Top of DATASET EXCERPTS

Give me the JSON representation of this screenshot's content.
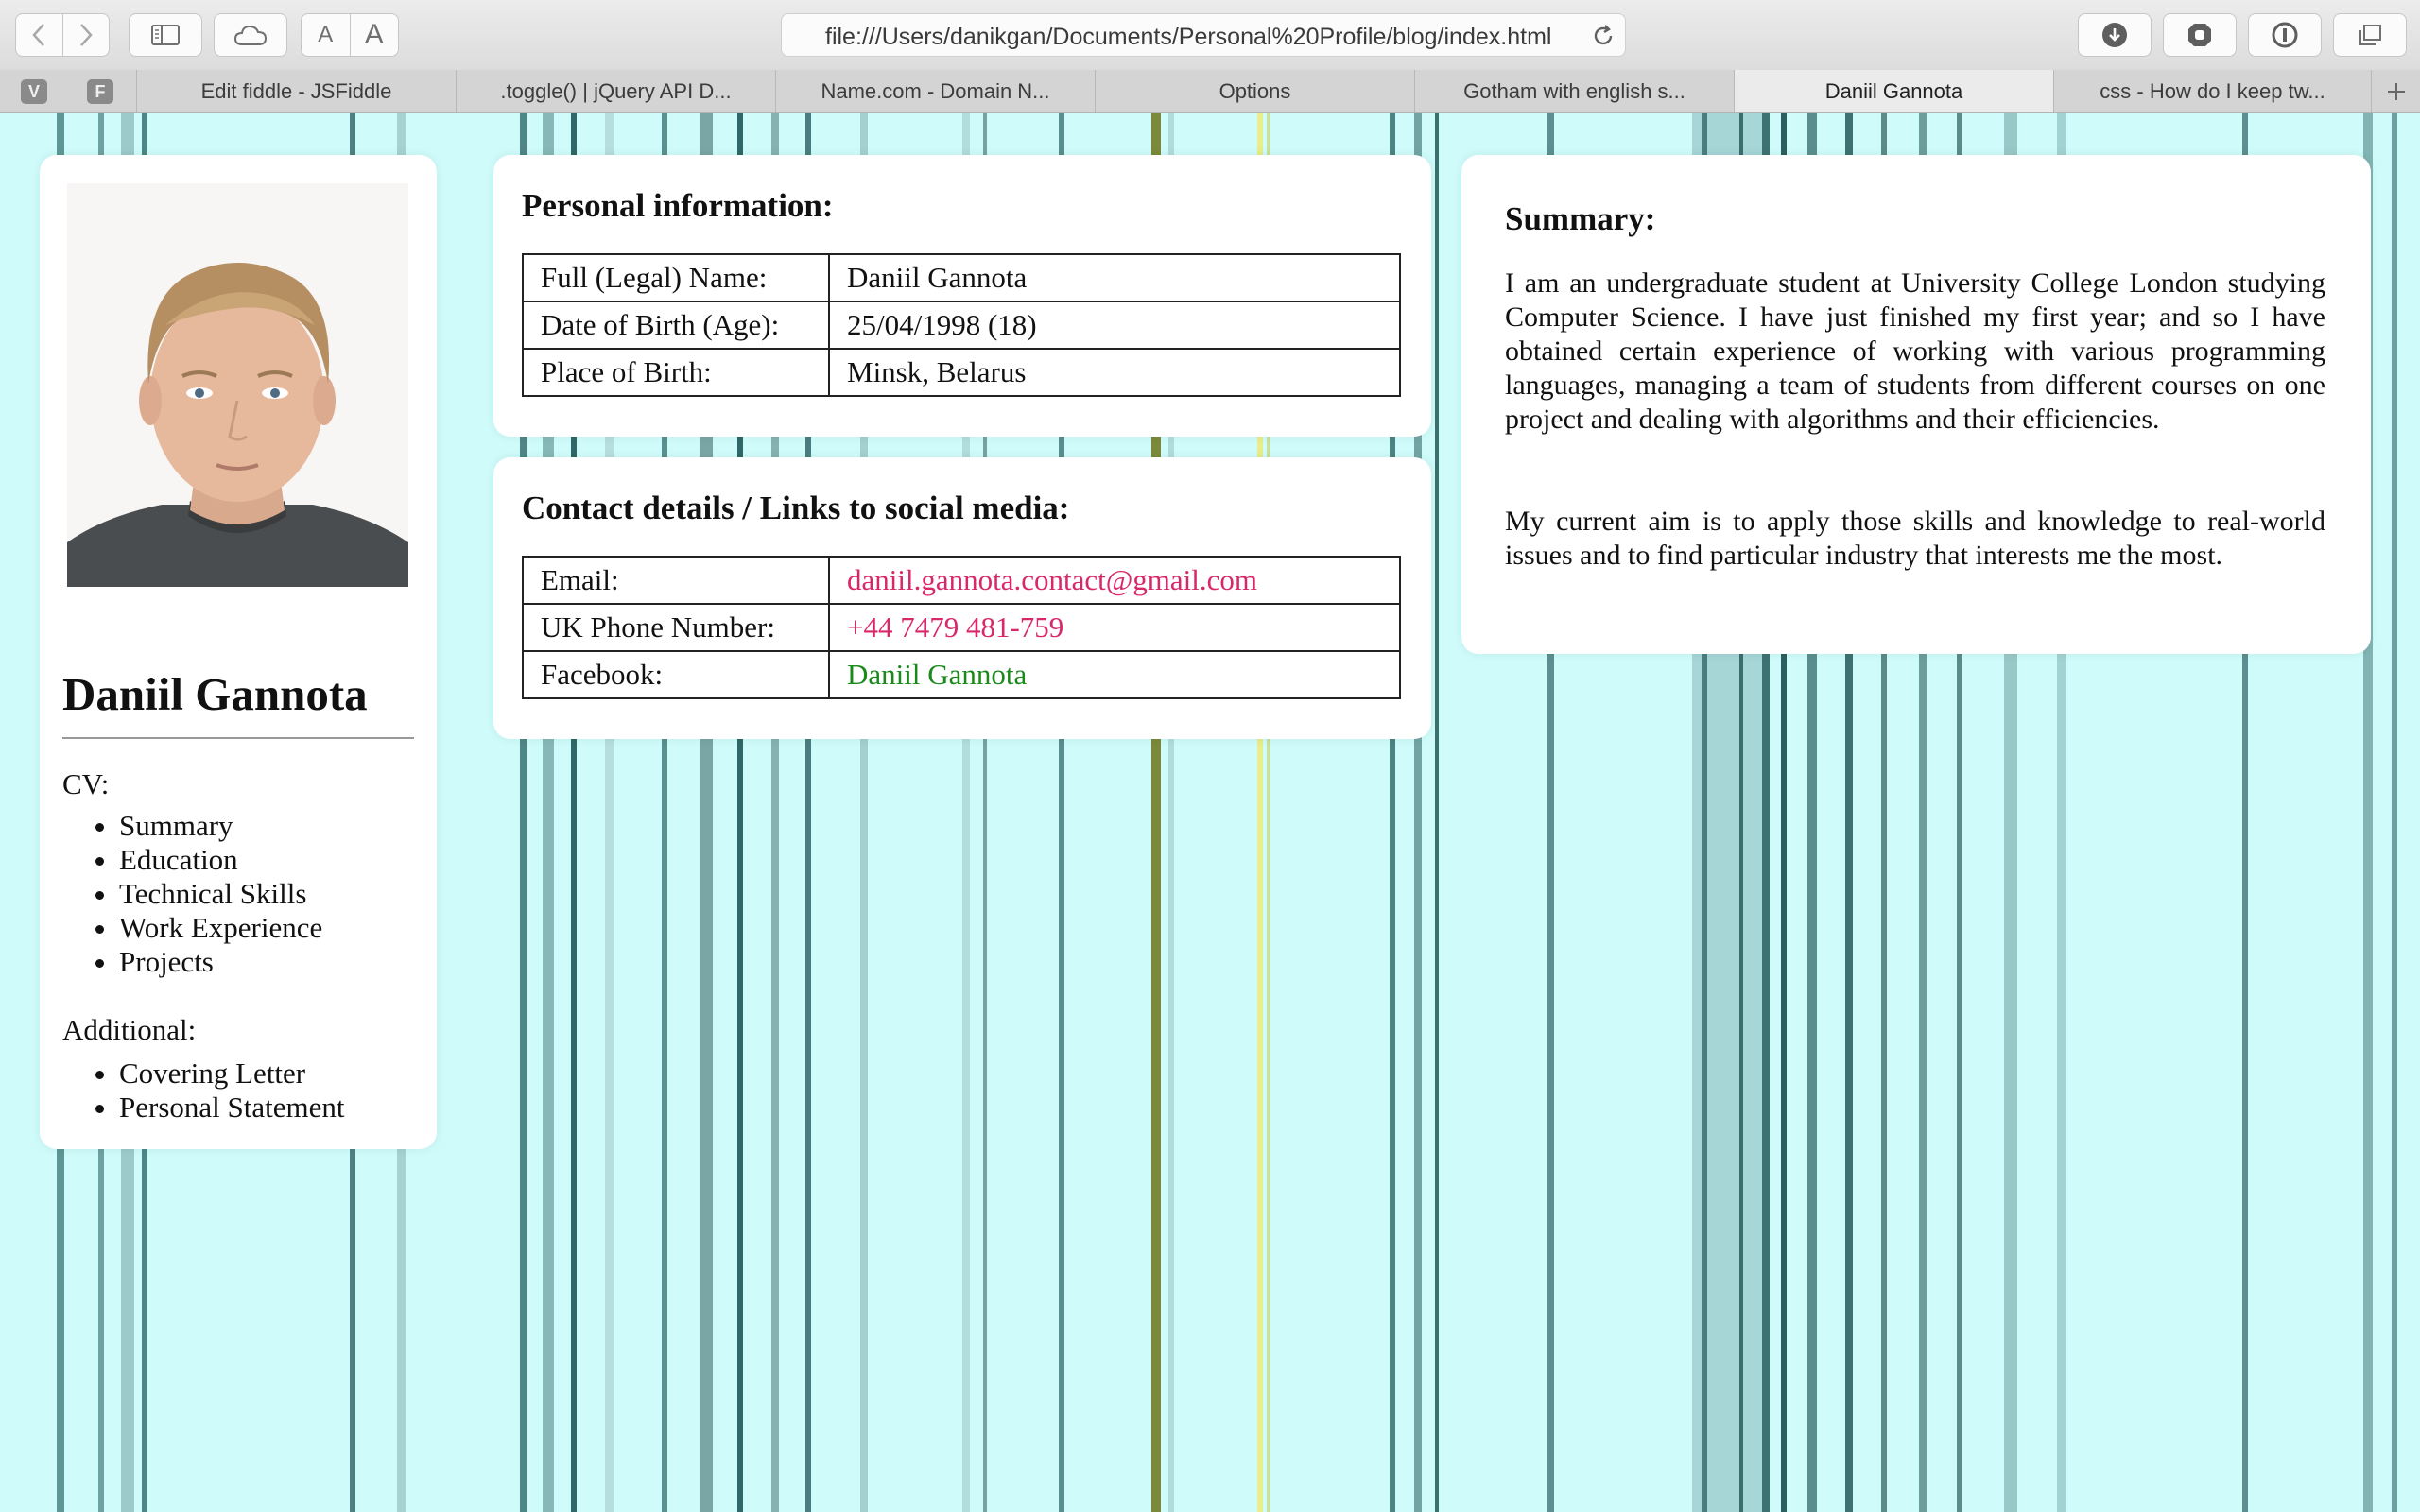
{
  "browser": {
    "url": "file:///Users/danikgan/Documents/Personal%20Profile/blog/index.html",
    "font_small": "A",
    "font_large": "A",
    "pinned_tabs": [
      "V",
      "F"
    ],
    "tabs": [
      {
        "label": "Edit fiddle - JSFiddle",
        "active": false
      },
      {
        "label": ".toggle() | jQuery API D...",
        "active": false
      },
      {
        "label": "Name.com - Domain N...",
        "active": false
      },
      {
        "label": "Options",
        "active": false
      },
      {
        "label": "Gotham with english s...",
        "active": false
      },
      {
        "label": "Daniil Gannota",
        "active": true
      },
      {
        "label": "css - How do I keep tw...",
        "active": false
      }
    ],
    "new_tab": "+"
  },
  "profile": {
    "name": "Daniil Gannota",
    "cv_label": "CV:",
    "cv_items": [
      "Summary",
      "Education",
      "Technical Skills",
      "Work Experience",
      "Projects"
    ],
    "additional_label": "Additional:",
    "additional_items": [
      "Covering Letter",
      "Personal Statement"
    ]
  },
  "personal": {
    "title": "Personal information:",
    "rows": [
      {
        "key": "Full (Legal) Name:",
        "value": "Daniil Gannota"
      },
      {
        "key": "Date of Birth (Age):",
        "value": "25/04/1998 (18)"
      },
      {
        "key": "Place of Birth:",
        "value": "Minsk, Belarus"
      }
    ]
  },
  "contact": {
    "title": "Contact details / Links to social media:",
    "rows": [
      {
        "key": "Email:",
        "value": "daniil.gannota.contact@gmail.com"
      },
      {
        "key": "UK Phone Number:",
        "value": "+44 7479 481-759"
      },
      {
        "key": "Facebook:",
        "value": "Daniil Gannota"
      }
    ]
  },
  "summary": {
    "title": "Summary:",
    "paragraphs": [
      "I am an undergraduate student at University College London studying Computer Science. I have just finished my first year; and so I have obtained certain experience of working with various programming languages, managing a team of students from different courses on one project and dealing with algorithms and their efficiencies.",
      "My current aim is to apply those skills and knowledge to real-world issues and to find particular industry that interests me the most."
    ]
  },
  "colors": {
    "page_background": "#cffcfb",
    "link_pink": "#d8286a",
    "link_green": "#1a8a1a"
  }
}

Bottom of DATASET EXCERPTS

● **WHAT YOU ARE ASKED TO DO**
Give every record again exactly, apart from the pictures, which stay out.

● **RESULT FOR THIS EXERCISE**
Give me the JSON representation of this screenshot's content.
{
  "browser": {
    "url": "file:///Users/danikgan/Documents/Personal%20Profile/blog/index.html",
    "font_small": "A",
    "font_large": "A",
    "pinned_tabs": [
      "V",
      "F"
    ],
    "tabs": [
      {
        "label": "Edit fiddle - JSFiddle",
        "active": false
      },
      {
        "label": ".toggle() | jQuery API D...",
        "active": false
      },
      {
        "label": "Name.com - Domain N...",
        "active": false
      },
      {
        "label": "Options",
        "active": false
      },
      {
        "label": "Gotham with english s...",
        "active": false
      },
      {
        "label": "Daniil Gannota",
        "active": true
      },
      {
        "label": "css - How do I keep tw...",
        "active": false
      }
    ],
    "new_tab": "+"
  },
  "profile": {
    "name": "Daniil Gannota",
    "cv_label": "CV:",
    "cv_items": [
      "Summary",
      "Education",
      "Technical Skills",
      "Work Experience",
      "Projects"
    ],
    "additional_label": "Additional:",
    "additional_items": [
      "Covering Letter",
      "Personal Statement"
    ]
  },
  "personal": {
    "title": "Personal information:",
    "rows": [
      {
        "key": "Full (Legal) Name:",
        "value": "Daniil Gannota"
      },
      {
        "key": "Date of Birth (Age):",
        "value": "25/04/1998 (18)"
      },
      {
        "key": "Place of Birth:",
        "value": "Minsk, Belarus"
      }
    ]
  },
  "contact": {
    "title": "Contact details / Links to social media:",
    "rows": [
      {
        "key": "Email:",
        "value": "daniil.gannota.contact@gmail.com"
      },
      {
        "key": "UK Phone Number:",
        "value": "+44 7479 481-759"
      },
      {
        "key": "Facebook:",
        "value": "Daniil Gannota"
      }
    ]
  },
  "summary": {
    "title": "Summary:",
    "paragraphs": [
      "I am an undergraduate student at University College London studying Computer Science. I have just finished my first year; and so I have obtained certain experience of working with various programming languages, managing a team of students from different courses on one project and dealing with algorithms and their efficiencies.",
      "My current aim is to apply those skills and knowledge to real-world issues and to find particular industry that interests me the most."
    ]
  },
  "colors": {
    "page_background": "#cffcfb",
    "link_pink": "#d8286a",
    "link_green": "#1a8a1a"
  }
}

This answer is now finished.